    • (Score: 2) by Phoenix666 on Thursday December 20 2018, @03:45PM

      by Phoenix666 (552) on Thursday December 20 2018, @03:45PM (#776819) Journal

      I created a Facebook account when they began because I had previously used Friendster, Meetup, and Yahoo Groups. I think there is utility in platforms that can facilitate collective action. Also, network effects are interesting to me and social media gives us a lot of insight into how societies work.

      The narcissism that has become the leitmotif of social media now doesn't interest me, though, and is the reason I haven't posted anything on Facebook in a decade.

      Washington DC delenda est.
    • (Score: 2) by Freeman on Thursday December 20 2018, @05:27PM

      by Freeman (732) on Thursday December 20 2018, @05:27PM (#776859) Journal

      Generally, they don't care. So, the I told you so has very little effect. I just try to convince them that getting "real news" from Facebook is like getting "real news" from the tabloids. Since, essentially, they have the same vetting proces, 0% or -500% or something like that. If there's only 5 statements that are blatantly wrong, then it's good to publish. I'd almost be tempted to say Tabloids are Better than Facebook, since the tabloids have some editing process, whereas on Facebook, you're generally just getting random junk someone else posted about. Sure, there may be Good Sources on Facebook, but I've not heard or seen any of them pointed to by friends and family.

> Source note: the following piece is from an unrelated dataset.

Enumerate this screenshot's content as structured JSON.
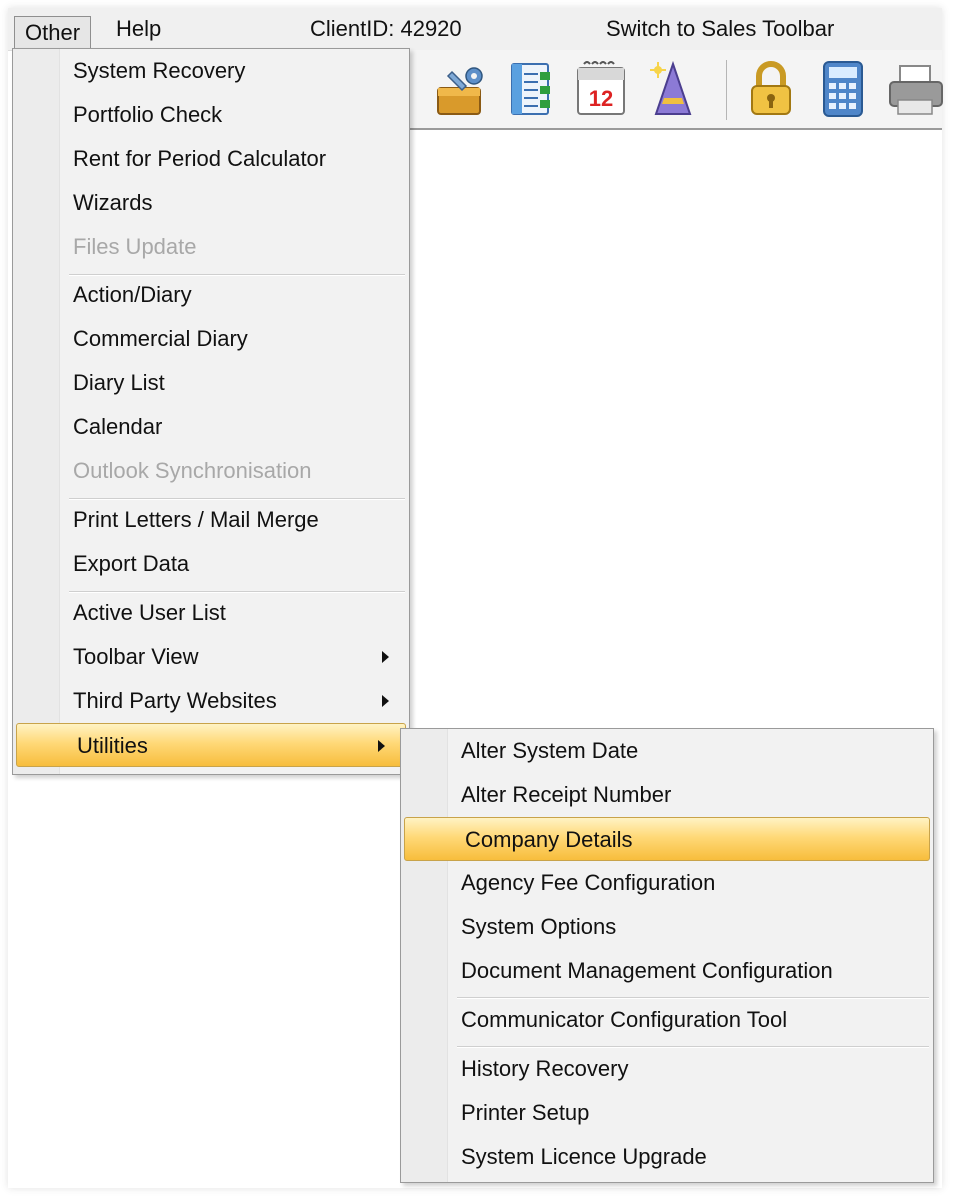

      Joshua 1:9 "Be strong and of a good courage; be not afraid, neither be thou dismayed: for the Lord thy God is with thee"